WORK ORDER:
Filter the entries below down to the lines that hold "buurt".

MATERIAL SHOWN:
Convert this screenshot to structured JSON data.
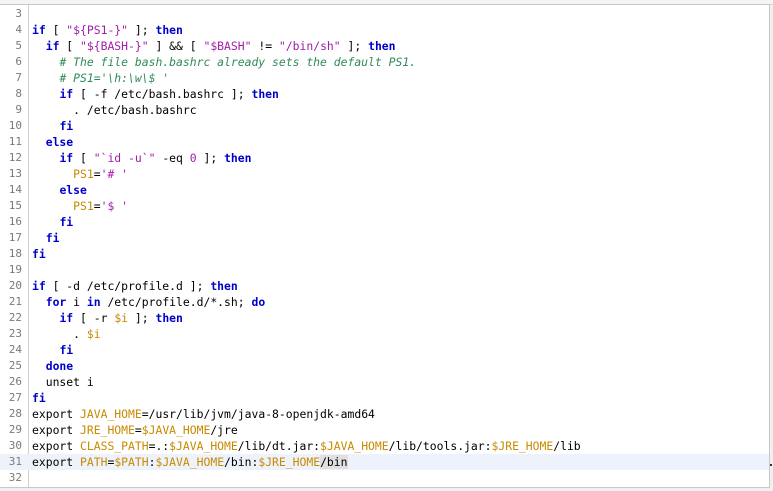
{
  "colors": {
    "keyword": "#0000cc",
    "string": "#a21daa",
    "variable": "#c88a00",
    "comment": "#2e8b57",
    "line_number": "#7a7a7a",
    "current_line": "#eef3fb"
  },
  "editor": {
    "current_line": 31,
    "lines": [
      {
        "n": "3",
        "tokens": []
      },
      {
        "n": "4",
        "tokens": [
          {
            "t": "kw",
            "v": "if"
          },
          {
            "t": "txt",
            "v": " [ "
          },
          {
            "t": "str",
            "v": "\"${PS1-}\""
          },
          {
            "t": "txt",
            "v": " ]; "
          },
          {
            "t": "kw",
            "v": "then"
          }
        ]
      },
      {
        "n": "5",
        "tokens": [
          {
            "t": "txt",
            "v": "  "
          },
          {
            "t": "kw",
            "v": "if"
          },
          {
            "t": "txt",
            "v": " [ "
          },
          {
            "t": "str",
            "v": "\"${BASH-}\""
          },
          {
            "t": "txt",
            "v": " ] && [ "
          },
          {
            "t": "str",
            "v": "\"$BASH\""
          },
          {
            "t": "txt",
            "v": " != "
          },
          {
            "t": "str",
            "v": "\"/bin/sh\""
          },
          {
            "t": "txt",
            "v": " ]; "
          },
          {
            "t": "kw",
            "v": "then"
          }
        ]
      },
      {
        "n": "6",
        "tokens": [
          {
            "t": "txt",
            "v": "    "
          },
          {
            "t": "cmt",
            "v": "# The file bash.bashrc already sets the default PS1."
          }
        ]
      },
      {
        "n": "7",
        "tokens": [
          {
            "t": "txt",
            "v": "    "
          },
          {
            "t": "cmt",
            "v": "# PS1='\\h:\\w\\$ '"
          }
        ]
      },
      {
        "n": "8",
        "tokens": [
          {
            "t": "txt",
            "v": "    "
          },
          {
            "t": "kw",
            "v": "if"
          },
          {
            "t": "txt",
            "v": " [ -f /etc/bash.bashrc ]; "
          },
          {
            "t": "kw",
            "v": "then"
          }
        ]
      },
      {
        "n": "9",
        "tokens": [
          {
            "t": "txt",
            "v": "      . /etc/bash.bashrc"
          }
        ]
      },
      {
        "n": "10",
        "tokens": [
          {
            "t": "txt",
            "v": "    "
          },
          {
            "t": "kw",
            "v": "fi"
          }
        ]
      },
      {
        "n": "11",
        "tokens": [
          {
            "t": "txt",
            "v": "  "
          },
          {
            "t": "kw",
            "v": "else"
          }
        ]
      },
      {
        "n": "12",
        "tokens": [
          {
            "t": "txt",
            "v": "    "
          },
          {
            "t": "kw",
            "v": "if"
          },
          {
            "t": "txt",
            "v": " [ "
          },
          {
            "t": "str",
            "v": "\"`id -u`\""
          },
          {
            "t": "txt",
            "v": " -eq "
          },
          {
            "t": "str",
            "v": "0"
          },
          {
            "t": "txt",
            "v": " ]; "
          },
          {
            "t": "kw",
            "v": "then"
          }
        ]
      },
      {
        "n": "13",
        "tokens": [
          {
            "t": "txt",
            "v": "      "
          },
          {
            "t": "var",
            "v": "PS1"
          },
          {
            "t": "txt",
            "v": "="
          },
          {
            "t": "str",
            "v": "'# '"
          }
        ]
      },
      {
        "n": "14",
        "tokens": [
          {
            "t": "txt",
            "v": "    "
          },
          {
            "t": "kw",
            "v": "else"
          }
        ]
      },
      {
        "n": "15",
        "tokens": [
          {
            "t": "txt",
            "v": "      "
          },
          {
            "t": "var",
            "v": "PS1"
          },
          {
            "t": "txt",
            "v": "="
          },
          {
            "t": "str",
            "v": "'$ '"
          }
        ]
      },
      {
        "n": "16",
        "tokens": [
          {
            "t": "txt",
            "v": "    "
          },
          {
            "t": "kw",
            "v": "fi"
          }
        ]
      },
      {
        "n": "17",
        "tokens": [
          {
            "t": "txt",
            "v": "  "
          },
          {
            "t": "kw",
            "v": "fi"
          }
        ]
      },
      {
        "n": "18",
        "tokens": [
          {
            "t": "kw",
            "v": "fi"
          }
        ]
      },
      {
        "n": "19",
        "tokens": []
      },
      {
        "n": "20",
        "tokens": [
          {
            "t": "kw",
            "v": "if"
          },
          {
            "t": "txt",
            "v": " [ -d /etc/profile.d ]; "
          },
          {
            "t": "kw",
            "v": "then"
          }
        ]
      },
      {
        "n": "21",
        "tokens": [
          {
            "t": "txt",
            "v": "  "
          },
          {
            "t": "kw",
            "v": "for"
          },
          {
            "t": "txt",
            "v": " i "
          },
          {
            "t": "kw",
            "v": "in"
          },
          {
            "t": "txt",
            "v": " /etc/profile.d/*.sh; "
          },
          {
            "t": "kw",
            "v": "do"
          }
        ]
      },
      {
        "n": "22",
        "tokens": [
          {
            "t": "txt",
            "v": "    "
          },
          {
            "t": "kw",
            "v": "if"
          },
          {
            "t": "txt",
            "v": " [ -r "
          },
          {
            "t": "var",
            "v": "$i"
          },
          {
            "t": "txt",
            "v": " ]; "
          },
          {
            "t": "kw",
            "v": "then"
          }
        ]
      },
      {
        "n": "23",
        "tokens": [
          {
            "t": "txt",
            "v": "      . "
          },
          {
            "t": "var",
            "v": "$i"
          }
        ]
      },
      {
        "n": "24",
        "tokens": [
          {
            "t": "txt",
            "v": "    "
          },
          {
            "t": "kw",
            "v": "fi"
          }
        ]
      },
      {
        "n": "25",
        "tokens": [
          {
            "t": "txt",
            "v": "  "
          },
          {
            "t": "kw",
            "v": "done"
          }
        ]
      },
      {
        "n": "26",
        "tokens": [
          {
            "t": "txt",
            "v": "  unset i"
          }
        ]
      },
      {
        "n": "27",
        "tokens": [
          {
            "t": "kw",
            "v": "fi"
          }
        ]
      },
      {
        "n": "28",
        "tokens": [
          {
            "t": "txt",
            "v": "export "
          },
          {
            "t": "var",
            "v": "JAVA_HOME"
          },
          {
            "t": "txt",
            "v": "=/usr/lib/jvm/java-8-openjdk-amd64"
          }
        ]
      },
      {
        "n": "29",
        "tokens": [
          {
            "t": "txt",
            "v": "export "
          },
          {
            "t": "var",
            "v": "JRE_HOME"
          },
          {
            "t": "txt",
            "v": "="
          },
          {
            "t": "var",
            "v": "$JAVA_HOME"
          },
          {
            "t": "txt",
            "v": "/jre"
          }
        ]
      },
      {
        "n": "30",
        "tokens": [
          {
            "t": "txt",
            "v": "export "
          },
          {
            "t": "var",
            "v": "CLASS_PATH"
          },
          {
            "t": "txt",
            "v": "=.:"
          },
          {
            "t": "var",
            "v": "$JAVA_HOME"
          },
          {
            "t": "txt",
            "v": "/lib/dt.jar:"
          },
          {
            "t": "var",
            "v": "$JAVA_HOME"
          },
          {
            "t": "txt",
            "v": "/lib/tools.jar:"
          },
          {
            "t": "var",
            "v": "$JRE_HOME"
          },
          {
            "t": "txt",
            "v": "/lib"
          }
        ]
      },
      {
        "n": "31",
        "tokens": [
          {
            "t": "txt",
            "v": "export "
          },
          {
            "t": "var",
            "v": "PATH"
          },
          {
            "t": "txt",
            "v": "="
          },
          {
            "t": "var",
            "v": "$PATH"
          },
          {
            "t": "txt",
            "v": ":"
          },
          {
            "t": "var",
            "v": "$JAVA_HOME"
          },
          {
            "t": "txt",
            "v": "/bin:"
          },
          {
            "t": "var",
            "v": "$JRE_HOME"
          },
          {
            "t": "sel",
            "v": "/bin"
          }
        ]
      },
      {
        "n": "32",
        "tokens": []
      }
    ]
  }
}
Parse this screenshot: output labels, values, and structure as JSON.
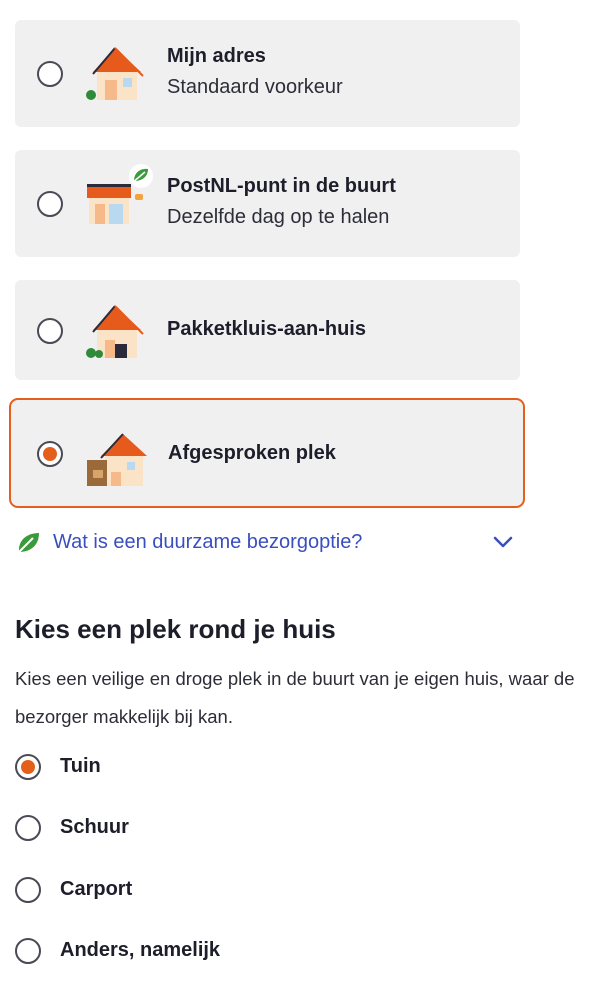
{
  "delivery_options": [
    {
      "title": "Mijn adres",
      "subtitle": "Standaard voorkeur",
      "selected": false,
      "icon": "house-icon"
    },
    {
      "title": "PostNL-punt in de buurt",
      "subtitle": "Dezelfde dag op te halen",
      "selected": false,
      "icon": "pickup-point-icon"
    },
    {
      "title": "Pakketkluis-aan-huis",
      "subtitle": "",
      "selected": false,
      "icon": "parcel-locker-icon"
    },
    {
      "title": "Afgesproken plek",
      "subtitle": "",
      "selected": true,
      "icon": "agreed-place-icon"
    }
  ],
  "info": {
    "text": "Wat is een duurzame bezorgoptie?",
    "icon": "leaf-icon",
    "expand_icon": "chevron-down-icon"
  },
  "place_section": {
    "heading": "Kies een plek rond je huis",
    "description": "Kies een veilige en droge plek in de buurt van je eigen huis, waar de bezorger makkelijk bij kan.",
    "options": [
      {
        "label": "Tuin",
        "selected": true
      },
      {
        "label": "Schuur",
        "selected": false
      },
      {
        "label": "Carport",
        "selected": false
      },
      {
        "label": "Anders, namelijk",
        "selected": false
      }
    ]
  },
  "colors": {
    "accent": "#e4601a",
    "link": "#3a4fbf",
    "card_bg": "#f0f0f1",
    "leaf": "#3b9a3b"
  }
}
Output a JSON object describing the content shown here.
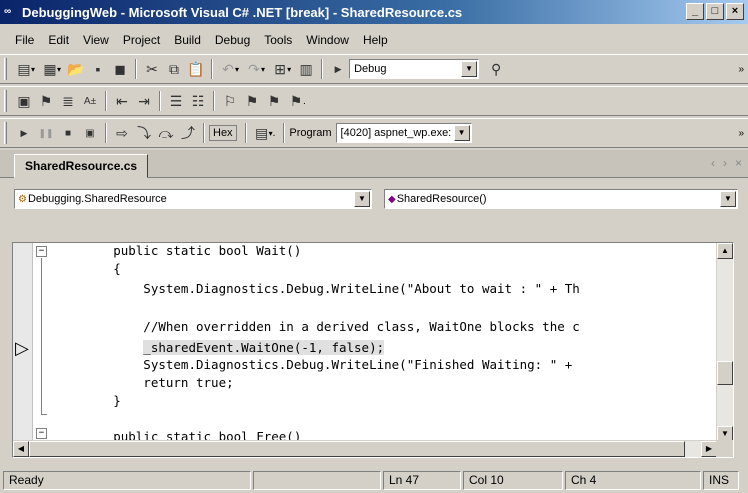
{
  "window": {
    "icon": "vs-icon",
    "title": "DebuggingWeb - Microsoft Visual C# .NET [break] - SharedResource.cs",
    "minimize": "_",
    "maximize": "□",
    "close": "×"
  },
  "menu": [
    "File",
    "Edit",
    "View",
    "Project",
    "Build",
    "Debug",
    "Tools",
    "Window",
    "Help"
  ],
  "toolbar1": {
    "config_value": "Debug"
  },
  "toolbar3": {
    "hex_label": "Hex",
    "program_label": "Program",
    "program_value": "[4020] aspnet_wp.exe:"
  },
  "tabs": {
    "active": "SharedResource.cs",
    "nav": [
      "‹",
      "›",
      "×"
    ]
  },
  "nav": {
    "class_combo": "Debugging.SharedResource",
    "member_combo": "SharedResource()"
  },
  "code": {
    "lines": [
      "        public static bool Wait()",
      "        {",
      "            System.Diagnostics.Debug.WriteLine(\"About to wait : \" + Th",
      "",
      "            //When overridden in a derived class, WaitOne blocks the c",
      "            _sharedEvent.WaitOne(-1, false);",
      "            System.Diagnostics.Debug.WriteLine(\"Finished Waiting: \" +",
      "            return true;",
      "        }",
      "",
      "        public static bool Free()"
    ]
  },
  "status": {
    "message": "Ready",
    "line": "Ln 47",
    "col": "Col 10",
    "ch": "Ch 4",
    "mode": "INS"
  },
  "icons": [
    "vs-icon",
    "new-project-icon",
    "add-item-icon",
    "open-icon",
    "save-icon",
    "save-all-icon",
    "cut-icon",
    "copy-icon",
    "paste-icon",
    "undo-icon",
    "redo-icon",
    "solution-explorer-icon",
    "start-icon",
    "find-icon",
    "continue-icon",
    "break-icon",
    "stop-icon",
    "restart-icon",
    "step-icon",
    "execution-pointer-icon"
  ]
}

ANSWER:
      "title": "PostNL-punt in de buurt",
    "description": "Kies een veilige en droge plek in de buurt van je eigen huis, waar de bezorger makkelijk bij kan.",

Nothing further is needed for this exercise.